In cyber, just like in other fields, what affects you might be able to affect your colleague tomorrow. And vice versa, of course.
And so, says Innocent Muhizi, it is crucial for countries to work together regionally against the cyber attackers who are now employing high-end tools and technologies to strike their victims, not just infrastructure and services, but even children studying online.
The CEO of the Rwanda Information Society Authority (RISA), made the comments in a speech Thursday at the first-ever CybertechLive Africa online conference.
Muhizi is a prominent figure in the Central African country's cyber sector. He held positions in both the private and public sectors, including in the banking and IT fields, before taking the helm of the RISA, an ICT Ministry-affiliated institution that carries out projects for digitizing services nationwide. Established in 2017, the RISA is playing an important role in the country's development as ICT serves as a key driver for Rwanda's socioeconomic development as well as its transformation into a knowledge-based society.
In his speech, Muhizi pointed out that cybersecurity is a multibillion-dollar market that is only projected to grow, not only in East Africa and the Middle East. Considering the trends and the number of breaches taking place across the region, the CEO said, we can only anticipate a growth of these issues and challenges, which calls for participation in a joint effort to combat them.
"So in terms of collaboration it will require different countries to collaborate on a number of levels, because no single country or organization can be able to say that you can handle cybersecurity on your own. You need to collaborate across the region. Because if you have partnerships, you can only be as secure as your partner is secure in terms of how well they are protected, how well they put checks and balances in place," the RISA chief said.
First of all, according to Muhizi, it is necessary to collaborate on legal instruments that provide guidance or are employed to handle the various cybersecurity challenges. Second, there must be collaboration on deployment of the required infrastructure. "Right now our children are studying online, right now businesses are conducted online, our government is offering online services, and what have you. So it is going to require different sets of technical infrastructure that will enable us to counter the threats as we encounter them."
In addition, it is necessary to collaborate on capacity building and knowledge sharing, he said. "What affects me might be able to affect my neighbor tomorrow. Therefore we need to share and learn from each other in a way that is going to make sure that we are all secure, because if we don't then it is going to create a bigger problem for us." And finally, there must be collaboration in terms of the organizational institutions that take the lead on these issues so those entities work together and share what they learn, the CEO said.
According to the RISA chief, a number of instruments must be put in place to handle the cybersecurity issues. First, all the countries must have a cyber strategy, and this has to be supported by numerous tools, starting with the aforementioned legal instruments, as well as organizational security operations centers that will need to be very resilient.

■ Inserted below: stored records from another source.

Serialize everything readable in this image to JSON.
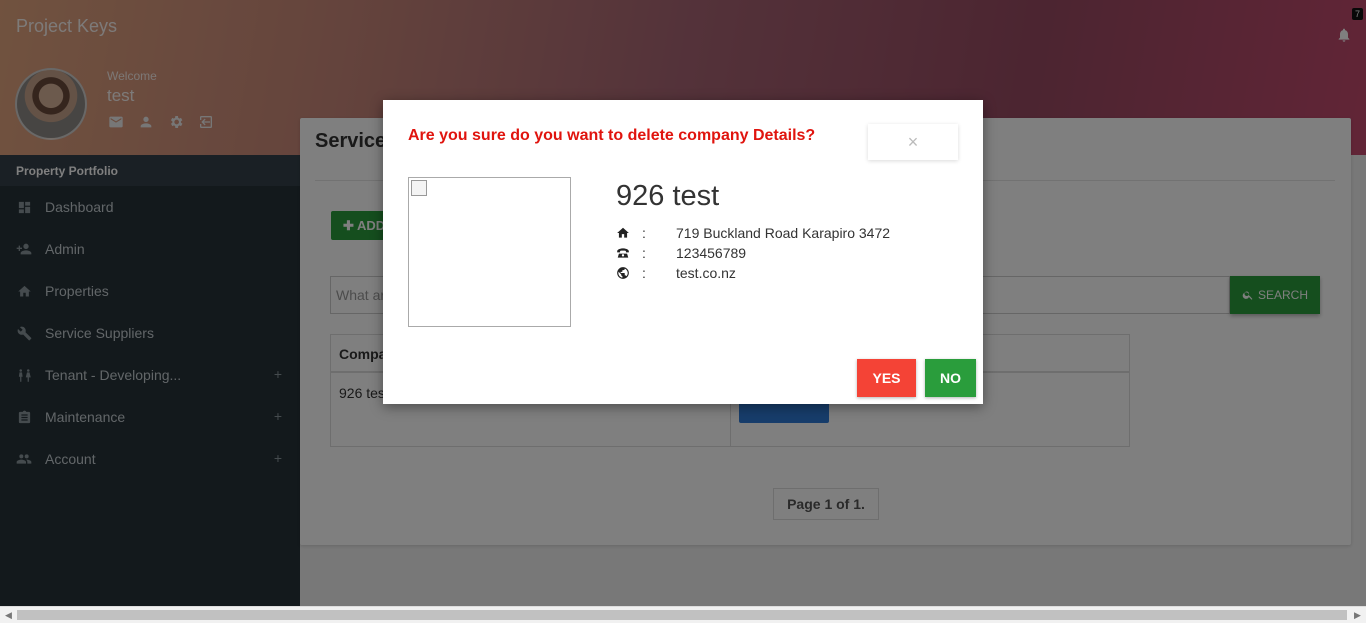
{
  "app": {
    "brand": "Project Keys",
    "notification_count": "7"
  },
  "user": {
    "welcome": "Welcome",
    "name": "test"
  },
  "sidebar": {
    "section": "Property Portfolio",
    "items": [
      {
        "label": "Dashboard",
        "icon": "dashboard-icon",
        "expandable": false
      },
      {
        "label": "Admin",
        "icon": "person-add-icon",
        "expandable": false
      },
      {
        "label": "Properties",
        "icon": "home-icon",
        "expandable": false
      },
      {
        "label": "Service Suppliers",
        "icon": "wrench-icon",
        "expandable": false
      },
      {
        "label": "Tenant - Developing...",
        "icon": "people-icon",
        "expandable": true
      },
      {
        "label": "Maintenance",
        "icon": "clipboard-icon",
        "expandable": true
      },
      {
        "label": "Account",
        "icon": "group-icon",
        "expandable": true
      }
    ],
    "expand_symbol": "+"
  },
  "main": {
    "title": "Service",
    "add_button": "ADD",
    "search_placeholder": "What ar",
    "search_button": "SEARCH",
    "table_header": "Compa",
    "row_company": "926 tes",
    "pager": "Page 1 of 1."
  },
  "modal": {
    "title": "Are you sure do you want to delete company Details?",
    "close": "×",
    "company_name": "926 test",
    "address": "719 Buckland Road Karapiro 3472",
    "phone": "123456789",
    "website": "test.co.nz",
    "separator": ":",
    "yes": "YES",
    "no": "NO"
  },
  "colors": {
    "danger": "#f44336",
    "title_red": "#e0140e",
    "success": "#2a9d3c",
    "sidebar": "#263238"
  }
}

In terms of capacity building, Muhizi said it is required to build institutions or develop programs that are geared towards handling the pervasiveness of the cybersecurity breaches because the attackers are employing very high-end tools and technologies. "Actually they have started to apply artificial intelligence and other machine learning tools and what have you, in order to be able to gain a deeper insight and ability to perpetrate these threats and breaches. Therefore we equally have to do the same."
The other critical element in this regard is to inform different constituencies how to mitigate cybersecurity issues, he said.